New York’s hotel law, as John Stossel points out at Reason, looks suspiciously like cartel-driven monopoly protectionism. It’s part of a recurring public policy pattern: entrenched commercial interests use the power of the state to shut out up-and-coming competitors, stifling innovation and progress while simultaneously preserving market share. That can be done by raising market entry barriers to prohibitive heights – say, by manipulating archaic taxi regulations against companies like Uber – or by simply pushing laws that protect your economic niche against competitive intrusion, as automobile dealers did to prevent Tesla and BMW from bypassing costly middlemen and selling directly to consumers. And the Senate recently appeased big-box retailers like Walmart and Target by passing a national Internet sales tax, which would require small businesses who sell goods online to collect sales tax (a regressive duty that hurts low-income citizens the most) in every jurisdiction to which they ship. Consumers and energetic new businesses lose; inefficient old money wins. (In other news, the Pony Express has sued Gmail for offering superior mail delivery service, New York has barred the electric lightbulb due to a complaint from the Candlemakers' Association, ExxonMobil has petitioned the federal government to prohibit production of Elon Musk's new hydrogen-fuel-cell-powered sports car, and United Airlines is filing suit against the inventor of the personal jetpack for violating airspace regulations.)
Most broadly, however, the law’s reluctance to keep pace with the sharing economy reflects a systemic lag in government reaction time to the realities of changing technology. Last October, Minnesota announced that California-based startup Coursera would be prevented from offering free online education within state boundaries (a decision that Minnesota thankfully reversed after an outburst of public criticism.) As the sharing and online economy booms, regulators are going to have to adapt quickly and flexibly to new ways of meeting consumer demand. Whether that goal can be achieved through self-regulation – via internal Yelp-style rating systems and review, for instance – or by revamping rigid commercial laws to account for a constantly shifting economic landscape, it’s time for the state to catch up to the preferences of the people it governs, not the demands of special interests preserving their economic privilege at our expense.

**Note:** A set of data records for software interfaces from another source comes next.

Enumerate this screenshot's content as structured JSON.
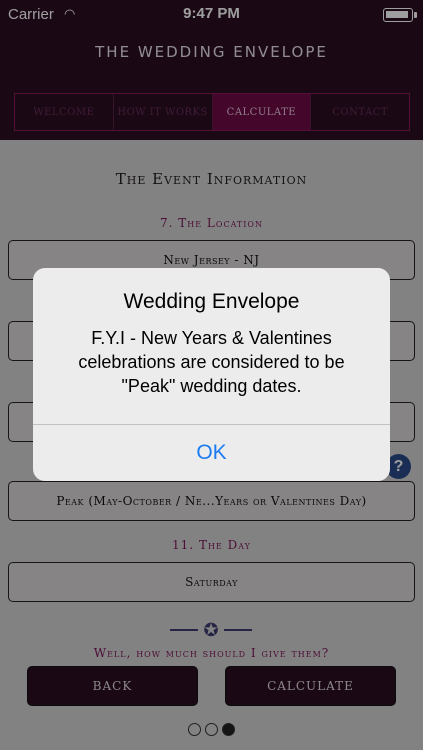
{
  "status_bar": {
    "carrier": "Carrier",
    "wifi_icon": "wifi-icon",
    "time": "9:47 PM"
  },
  "header": {
    "title": "THE WEDDING ENVELOPE"
  },
  "tabs": [
    {
      "label": "WELCOME",
      "active": false
    },
    {
      "label": "HOW IT WORKS",
      "active": false
    },
    {
      "label": "CALCULATE",
      "active": true
    },
    {
      "label": "CONTACT",
      "active": false
    }
  ],
  "content": {
    "section_title": "The Event Information",
    "location_label": "7. The Location",
    "location_value": "New Jersey - NJ",
    "day_type_value": "Peak (May-October / Ne...Years or Valentines Day)",
    "day_label": "11. The Day",
    "day_value": "Saturday",
    "question": "Well, how much should I give them?",
    "help_icon": "?",
    "back_label": "BACK",
    "calculate_label": "CALCULATE",
    "page_dots": {
      "count": 3,
      "active_index": 2
    }
  },
  "alert": {
    "title": "Wedding Envelope",
    "message": "F.Y.I - New Years & Valentines celebrations are considered to be \"Peak\" wedding dates.",
    "ok_label": "OK"
  },
  "colors": {
    "header_bg": "#2a0f22",
    "accent": "#7a1656",
    "ios_blue": "#1b7cf2"
  }
}
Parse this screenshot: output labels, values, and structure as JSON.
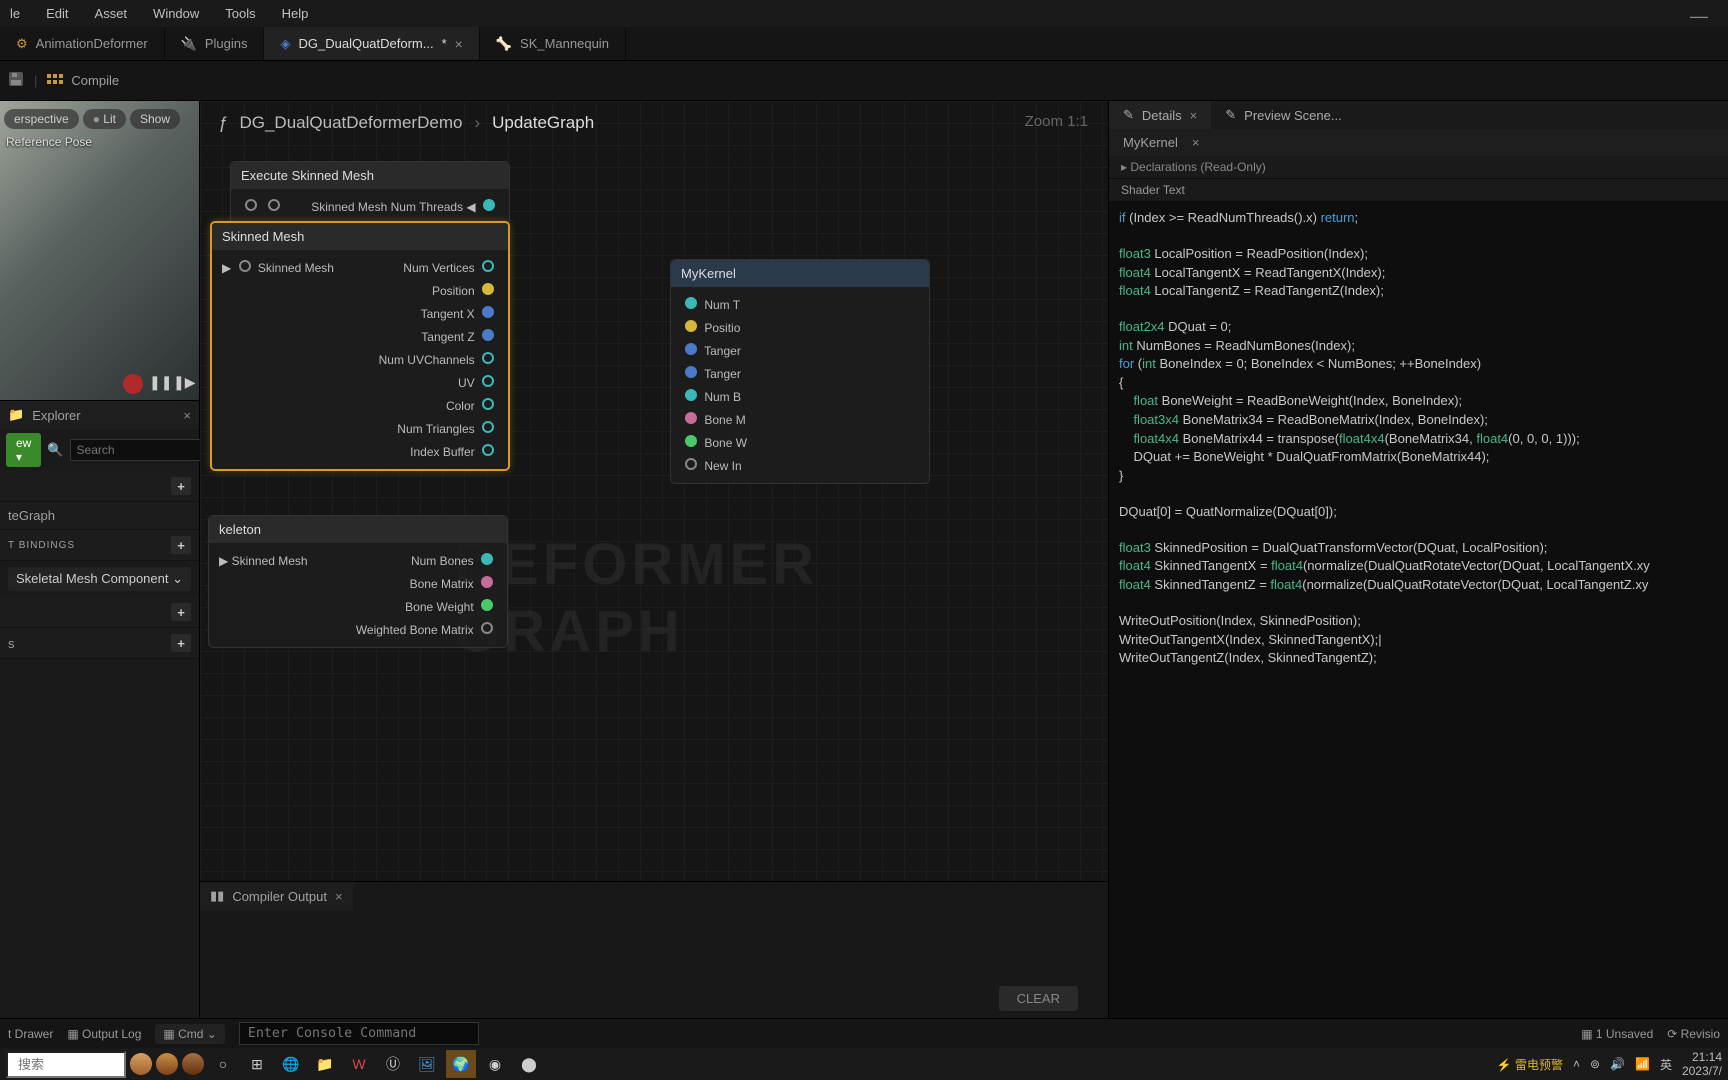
{
  "menu": {
    "file": "le",
    "edit": "Edit",
    "asset": "Asset",
    "window": "Window",
    "tools": "Tools",
    "help": "Help"
  },
  "tabs": [
    {
      "label": "AnimationDeformer",
      "active": false
    },
    {
      "label": "Plugins",
      "active": false
    },
    {
      "label": "DG_DualQuatDeform...",
      "active": true,
      "dirty": "*"
    },
    {
      "label": "SK_Mannequin",
      "active": false
    }
  ],
  "toolbar": {
    "compile": "Compile"
  },
  "viewport": {
    "persp": "erspective",
    "lit": "Lit",
    "show": "Show",
    "pose": "Reference Pose"
  },
  "explorer": {
    "title": "Explorer",
    "new": "ew",
    "search": "Search",
    "graph": "teGraph",
    "bindings": "T BINDINGS",
    "component": "Skeletal Mesh Component",
    "last": "s"
  },
  "breadcrumb": {
    "fn": "ƒ",
    "a": "DG_DualQuatDeformerDemo",
    "b": "UpdateGraph",
    "zoom": "Zoom 1:1"
  },
  "nodes": {
    "exec": {
      "title": "Execute Skinned Mesh",
      "row1": "Skinned Mesh Num Threads"
    },
    "mesh": {
      "title": "Skinned Mesh",
      "in": "Skinned Mesh",
      "outs": [
        "Num Vertices",
        "Position",
        "Tangent X",
        "Tangent Z",
        "Num UVChannels",
        "UV",
        "Color",
        "Num Triangles",
        "Index Buffer"
      ]
    },
    "skel": {
      "title": "keleton",
      "in": "Skinned Mesh",
      "outs": [
        "Num Bones",
        "Bone Matrix",
        "Bone Weight",
        "Weighted Bone Matrix"
      ]
    },
    "kernel": {
      "title": "MyKernel",
      "ins": [
        "Num T",
        "Positio",
        "Tanger",
        "Tanger",
        "Num B",
        "Bone M",
        "Bone W",
        "New In"
      ]
    }
  },
  "watermark": "DEFORMER GRAPH",
  "compiler": {
    "title": "Compiler Output",
    "clear": "CLEAR"
  },
  "right": {
    "details": "Details",
    "preview": "Preview Scene...",
    "kernel": "MyKernel",
    "decl": "Declarations (Read-Only)",
    "shader": "Shader Text"
  },
  "code": {
    "l1a": "if",
    "l1b": " (Index >= ReadNumThreads().x) ",
    "l1c": "return",
    "l1d": ";",
    "l2a": "float3",
    "l2b": " LocalPosition = ReadPosition(Index);",
    "l3a": "float4",
    "l3b": " LocalTangentX = ReadTangentX(Index);",
    "l4a": "float4",
    "l4b": " LocalTangentZ = ReadTangentZ(Index);",
    "l5a": "float2x4",
    "l5b": " DQuat = 0;",
    "l6a": "int",
    "l6b": " NumBones = ReadNumBones(Index);",
    "l7a": "for",
    "l7b": " (",
    "l7c": "int",
    "l7d": " BoneIndex = 0; BoneIndex < NumBones; ++BoneIndex)",
    "l8": "{",
    "l9a": "    float",
    "l9b": " BoneWeight = ReadBoneWeight(Index, BoneIndex);",
    "l10a": "    float3x4",
    "l10b": " BoneMatrix34 = ReadBoneMatrix(Index, BoneIndex);",
    "l11a": "    float4x4",
    "l11b": " BoneMatrix44 = transpose(",
    "l11c": "float4x4",
    "l11d": "(BoneMatrix34, ",
    "l11e": "float4",
    "l11f": "(0, 0, 0, 1)));",
    "l12": "    DQuat += BoneWeight * DualQuatFromMatrix(BoneMatrix44);",
    "l13": "}",
    "l14": "DQuat[0] = QuatNormalize(DQuat[0]);",
    "l15a": "float3",
    "l15b": " SkinnedPosition = DualQuatTransformVector(DQuat, LocalPosition);",
    "l16a": "float4",
    "l16b": " SkinnedTangentX = ",
    "l16c": "float4",
    "l16d": "(normalize(DualQuatRotateVector(DQuat, LocalTangentX.xy",
    "l17a": "float4",
    "l17b": " SkinnedTangentZ = ",
    "l17c": "float4",
    "l17d": "(normalize(DualQuatRotateVector(DQuat, LocalTangentZ.xy",
    "l18": "WriteOutPosition(Index, SkinnedPosition);",
    "l19": "WriteOutTangentX(Index, SkinnedTangentX);|",
    "l20": "WriteOutTangentZ(Index, SkinnedTangentZ);"
  },
  "status": {
    "drawer": "t Drawer",
    "log": "Output Log",
    "cmd": "Cmd",
    "console": "Enter Console Command",
    "unsaved": "1 Unsaved",
    "rev": "Revisio"
  },
  "taskbar": {
    "search": "搜索",
    "weather": "雷电预警",
    "ime": "英",
    "time": "21:14",
    "date": "2023/7/"
  }
}
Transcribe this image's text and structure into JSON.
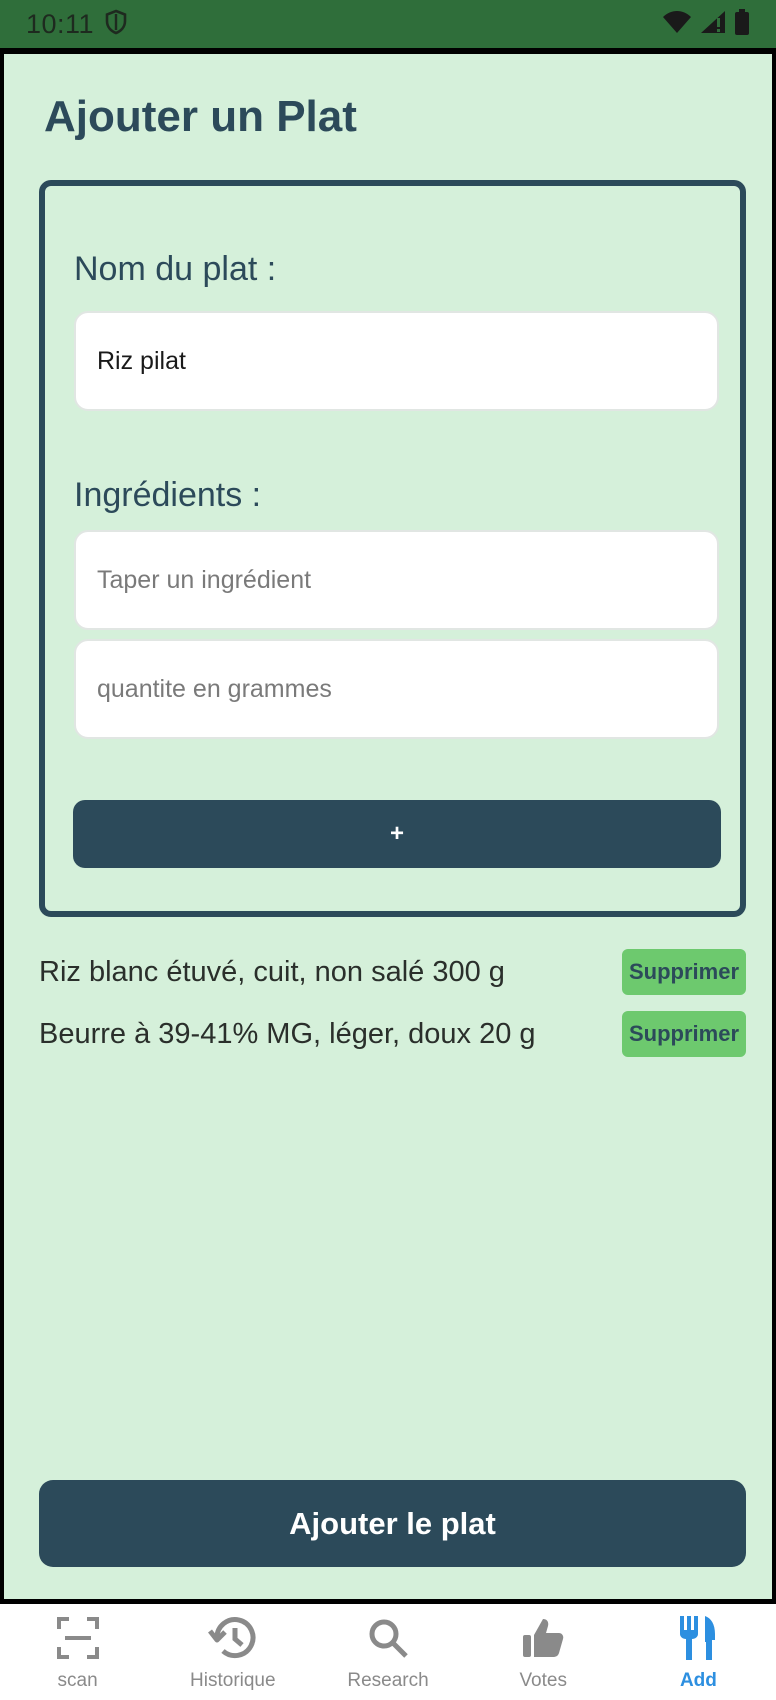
{
  "status_bar": {
    "time": "10:11",
    "icons": [
      "shield-icon",
      "wifi-icon",
      "signal-icon",
      "battery-icon"
    ]
  },
  "page": {
    "title": "Ajouter un Plat"
  },
  "form": {
    "dish_name_label": "Nom du plat :",
    "dish_name_value": "Riz pilat",
    "ingredients_label": "Ingrédients :",
    "ingredient_placeholder": "Taper un ingrédient",
    "quantity_placeholder": "quantite en grammes",
    "add_ingredient_label": "+"
  },
  "ingredients": [
    {
      "text": "Riz blanc étuvé, cuit, non salé 300 g",
      "delete_label": "Supprimer"
    },
    {
      "text": "Beurre à 39-41% MG, léger, doux 20 g",
      "delete_label": "Supprimer"
    }
  ],
  "submit_label": "Ajouter le plat",
  "bottom_nav": {
    "items": [
      {
        "label": "scan",
        "icon": "scan-icon",
        "active": false
      },
      {
        "label": "Historique",
        "icon": "history-icon",
        "active": false
      },
      {
        "label": "Research",
        "icon": "search-icon",
        "active": false
      },
      {
        "label": "Votes",
        "icon": "thumbs-up-icon",
        "active": false
      },
      {
        "label": "Add",
        "icon": "fork-knife-icon",
        "active": true
      }
    ]
  },
  "colors": {
    "status_bar": "#2f6e3a",
    "background": "#d5f0da",
    "primary": "#2c4a5a",
    "delete_button": "#6dc96e",
    "nav_active": "#2d8fe0",
    "nav_inactive": "#8a8a8a"
  }
}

As citzens, consumers, and taxpayers, we should settle for nothing less.